Today, it’s one of Lonely Planet’s “Best in the U.S.” and “10 Destinations You Need to See in 2018,” and landed the number 25 spot of the New York Times’ coveted “52 Places to Go” in 2018. Not for nothing does Chattanooga rank #18 for Promotion, a measure of the quantity of stories, references and recommendations shared online about a city, with TripAdvisor review volume and Instagram hashtags leading the category.

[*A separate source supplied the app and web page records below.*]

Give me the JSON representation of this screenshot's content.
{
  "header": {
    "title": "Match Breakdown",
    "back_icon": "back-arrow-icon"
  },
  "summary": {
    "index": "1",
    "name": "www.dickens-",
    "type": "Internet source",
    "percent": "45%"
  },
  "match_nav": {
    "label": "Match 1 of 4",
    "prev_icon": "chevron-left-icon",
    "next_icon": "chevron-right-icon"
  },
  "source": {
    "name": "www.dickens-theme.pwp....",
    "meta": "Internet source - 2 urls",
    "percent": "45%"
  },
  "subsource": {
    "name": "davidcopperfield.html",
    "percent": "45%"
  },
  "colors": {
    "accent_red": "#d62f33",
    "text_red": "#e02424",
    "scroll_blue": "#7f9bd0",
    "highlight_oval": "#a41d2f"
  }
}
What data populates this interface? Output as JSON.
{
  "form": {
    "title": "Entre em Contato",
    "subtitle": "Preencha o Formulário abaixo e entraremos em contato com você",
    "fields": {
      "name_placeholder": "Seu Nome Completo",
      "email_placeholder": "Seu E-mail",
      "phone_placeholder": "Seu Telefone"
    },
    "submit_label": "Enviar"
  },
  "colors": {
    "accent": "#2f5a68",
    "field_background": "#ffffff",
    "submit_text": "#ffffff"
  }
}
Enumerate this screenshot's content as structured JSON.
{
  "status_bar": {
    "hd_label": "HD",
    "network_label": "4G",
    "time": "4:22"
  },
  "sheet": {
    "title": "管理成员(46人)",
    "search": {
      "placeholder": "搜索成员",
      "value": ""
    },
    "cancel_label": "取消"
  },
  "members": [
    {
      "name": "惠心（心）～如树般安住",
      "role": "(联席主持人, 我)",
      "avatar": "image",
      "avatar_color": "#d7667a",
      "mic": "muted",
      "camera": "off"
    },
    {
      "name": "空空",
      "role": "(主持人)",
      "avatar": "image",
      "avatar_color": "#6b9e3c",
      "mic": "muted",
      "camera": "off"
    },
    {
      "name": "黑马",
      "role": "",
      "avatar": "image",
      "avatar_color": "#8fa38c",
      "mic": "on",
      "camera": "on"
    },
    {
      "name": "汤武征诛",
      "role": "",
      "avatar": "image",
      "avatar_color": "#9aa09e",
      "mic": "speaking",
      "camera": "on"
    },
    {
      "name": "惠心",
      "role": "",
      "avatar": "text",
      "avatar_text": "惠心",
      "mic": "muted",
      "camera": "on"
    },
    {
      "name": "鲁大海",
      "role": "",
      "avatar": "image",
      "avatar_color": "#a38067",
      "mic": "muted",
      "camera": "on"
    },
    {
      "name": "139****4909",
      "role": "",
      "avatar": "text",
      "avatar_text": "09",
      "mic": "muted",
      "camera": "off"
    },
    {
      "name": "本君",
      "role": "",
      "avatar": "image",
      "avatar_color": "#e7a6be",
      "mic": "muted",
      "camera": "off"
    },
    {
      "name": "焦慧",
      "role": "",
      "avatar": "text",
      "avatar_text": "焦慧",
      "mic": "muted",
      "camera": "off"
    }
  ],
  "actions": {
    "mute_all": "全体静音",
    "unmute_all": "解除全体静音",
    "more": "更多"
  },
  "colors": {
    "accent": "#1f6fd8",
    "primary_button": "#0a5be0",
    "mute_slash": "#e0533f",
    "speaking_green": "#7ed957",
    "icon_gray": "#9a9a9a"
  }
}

Chattanooga came to heightened attention in 2015, when it became the first city in the U.S. to offer blistering-fast 10Gbps Internet, which begat considerable economic development and a new civic nickname. The city once known as “Chatt” or “Cha” or “The ‘Nooga” is now “Gig City,” home to, among many other companies, Volkswagen. Sure, VW came before high-speed Internet, but the firm feels good enough about the city and the benefits of its technology that it announced in September 2016 that it would hire another 1,100 workers in addition to its current 2,400 at its plant. Incidentally, the automaker operates the only LEED Platinum-certified auto manufacturing facility in the world. Chattanooga is currently at #52 for Prosperity, a measure of employment and corporate head offices, but look for that middling rank to rise in the future.
Yet as the Weekly Standard points out, the city that Walter Cronkite called the dirtiest in America in 1969 didn’t simply tap a screen to bring people and prosperity to its door. According to The Standard, after Chattanooga’s industry (and pollution) declined, decades of thoughtful urban renewal set the stage for an evolved city that could benefit from optimal connectivity. Chattanooga has a 19th-place rank for Product, which includes attractions and infrastructure: there’s the Tennessee Aquarium, the Chattanooga Riverwalk, a 13-mile waterside walking and biking path; and the reopened Walnut Street Bridge, a pedestrian walkway connecting the city core to the town’s North Shore and public Coolidge Park.
This year, the Times reports “new restaurants and music venues in the historic Chattanooga Choo Choo, a former train station; and, when it reopens this summer, an amphitheater and more green space to downtown Miller Park.” New hotels are making room for the curious, the entrepreneurs and other visitors, many of whom are faithful to the longstanding and rather analog (by comparison) Three Sisters Music Festival and the Boxcar Pinion Memorial Bluegrass Festival, both of which harken pleasingly to the past while the city leans ever more into the future.